> **Brief**: Count every line in the entries below that contains the word "icon", and give only that number.
• • •
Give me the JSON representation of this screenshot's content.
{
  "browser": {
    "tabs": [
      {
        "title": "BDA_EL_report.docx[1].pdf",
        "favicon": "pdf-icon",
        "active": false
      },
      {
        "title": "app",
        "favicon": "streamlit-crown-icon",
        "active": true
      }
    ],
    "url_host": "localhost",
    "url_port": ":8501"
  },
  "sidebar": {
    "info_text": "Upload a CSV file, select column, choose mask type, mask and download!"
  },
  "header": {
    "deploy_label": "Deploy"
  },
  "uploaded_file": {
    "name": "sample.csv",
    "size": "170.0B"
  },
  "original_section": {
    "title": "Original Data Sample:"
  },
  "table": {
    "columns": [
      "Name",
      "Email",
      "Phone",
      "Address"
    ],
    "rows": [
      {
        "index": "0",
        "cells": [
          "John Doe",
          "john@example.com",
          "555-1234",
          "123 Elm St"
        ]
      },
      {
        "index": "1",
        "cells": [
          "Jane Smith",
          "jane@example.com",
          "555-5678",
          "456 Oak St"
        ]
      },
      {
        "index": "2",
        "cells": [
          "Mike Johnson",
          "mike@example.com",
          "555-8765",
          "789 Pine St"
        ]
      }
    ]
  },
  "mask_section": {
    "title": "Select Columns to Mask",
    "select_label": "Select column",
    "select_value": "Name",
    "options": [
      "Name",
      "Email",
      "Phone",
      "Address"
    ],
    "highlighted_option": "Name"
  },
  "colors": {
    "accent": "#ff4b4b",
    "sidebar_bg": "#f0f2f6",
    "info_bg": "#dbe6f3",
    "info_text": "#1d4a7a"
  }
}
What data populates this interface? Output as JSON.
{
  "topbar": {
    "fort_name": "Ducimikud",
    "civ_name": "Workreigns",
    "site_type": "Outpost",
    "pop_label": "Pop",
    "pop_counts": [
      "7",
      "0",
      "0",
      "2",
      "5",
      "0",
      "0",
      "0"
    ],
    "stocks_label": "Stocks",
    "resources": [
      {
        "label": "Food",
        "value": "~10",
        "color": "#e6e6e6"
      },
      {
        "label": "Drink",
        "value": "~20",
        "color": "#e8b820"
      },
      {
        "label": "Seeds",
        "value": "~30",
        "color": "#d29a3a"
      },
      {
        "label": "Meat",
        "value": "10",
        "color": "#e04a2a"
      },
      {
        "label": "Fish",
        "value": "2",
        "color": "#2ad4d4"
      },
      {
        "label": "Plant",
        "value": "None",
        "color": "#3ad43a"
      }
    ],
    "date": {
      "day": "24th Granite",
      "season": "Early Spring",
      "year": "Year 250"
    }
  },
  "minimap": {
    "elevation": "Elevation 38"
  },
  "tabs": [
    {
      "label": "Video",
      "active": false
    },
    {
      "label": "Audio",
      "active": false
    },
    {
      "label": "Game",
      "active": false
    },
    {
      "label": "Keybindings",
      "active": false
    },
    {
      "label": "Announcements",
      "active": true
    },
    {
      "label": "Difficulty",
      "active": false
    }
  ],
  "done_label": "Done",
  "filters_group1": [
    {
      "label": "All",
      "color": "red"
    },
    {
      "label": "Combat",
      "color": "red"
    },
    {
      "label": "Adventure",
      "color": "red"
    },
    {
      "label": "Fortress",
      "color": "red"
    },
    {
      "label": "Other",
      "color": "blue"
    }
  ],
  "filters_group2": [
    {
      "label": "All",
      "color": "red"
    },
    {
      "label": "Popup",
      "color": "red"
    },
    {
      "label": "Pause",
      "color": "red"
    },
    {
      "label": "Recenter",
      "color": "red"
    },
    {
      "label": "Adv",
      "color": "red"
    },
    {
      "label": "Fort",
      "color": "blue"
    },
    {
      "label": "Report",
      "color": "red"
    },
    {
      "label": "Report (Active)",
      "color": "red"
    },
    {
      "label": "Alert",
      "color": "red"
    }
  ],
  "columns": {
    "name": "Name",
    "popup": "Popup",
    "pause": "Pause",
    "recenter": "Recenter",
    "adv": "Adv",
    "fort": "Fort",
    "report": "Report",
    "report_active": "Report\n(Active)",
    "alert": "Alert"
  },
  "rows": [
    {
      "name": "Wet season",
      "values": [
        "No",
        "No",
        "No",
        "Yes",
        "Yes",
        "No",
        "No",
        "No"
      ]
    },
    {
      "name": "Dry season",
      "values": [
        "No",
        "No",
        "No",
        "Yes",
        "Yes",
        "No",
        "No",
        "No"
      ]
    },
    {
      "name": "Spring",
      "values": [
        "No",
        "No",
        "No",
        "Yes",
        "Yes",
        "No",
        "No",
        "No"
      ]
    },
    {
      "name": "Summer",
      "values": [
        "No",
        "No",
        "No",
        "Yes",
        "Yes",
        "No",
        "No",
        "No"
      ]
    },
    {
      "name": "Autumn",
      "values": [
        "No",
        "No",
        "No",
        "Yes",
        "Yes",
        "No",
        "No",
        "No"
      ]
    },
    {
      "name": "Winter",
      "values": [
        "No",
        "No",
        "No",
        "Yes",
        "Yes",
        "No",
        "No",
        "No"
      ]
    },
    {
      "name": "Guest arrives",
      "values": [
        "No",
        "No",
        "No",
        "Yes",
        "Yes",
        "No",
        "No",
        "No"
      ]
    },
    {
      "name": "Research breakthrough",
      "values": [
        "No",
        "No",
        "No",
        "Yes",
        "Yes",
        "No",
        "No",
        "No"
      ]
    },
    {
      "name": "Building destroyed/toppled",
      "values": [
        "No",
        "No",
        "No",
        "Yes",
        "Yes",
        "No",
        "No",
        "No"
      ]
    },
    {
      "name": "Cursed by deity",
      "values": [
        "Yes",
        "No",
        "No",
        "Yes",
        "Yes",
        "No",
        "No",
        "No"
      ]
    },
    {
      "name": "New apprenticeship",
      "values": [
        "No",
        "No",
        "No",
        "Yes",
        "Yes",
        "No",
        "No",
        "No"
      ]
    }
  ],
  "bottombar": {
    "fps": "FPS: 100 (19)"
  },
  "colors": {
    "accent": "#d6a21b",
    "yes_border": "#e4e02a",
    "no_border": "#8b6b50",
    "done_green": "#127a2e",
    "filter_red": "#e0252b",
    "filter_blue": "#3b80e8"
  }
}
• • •
> **Response for this exercise**: 2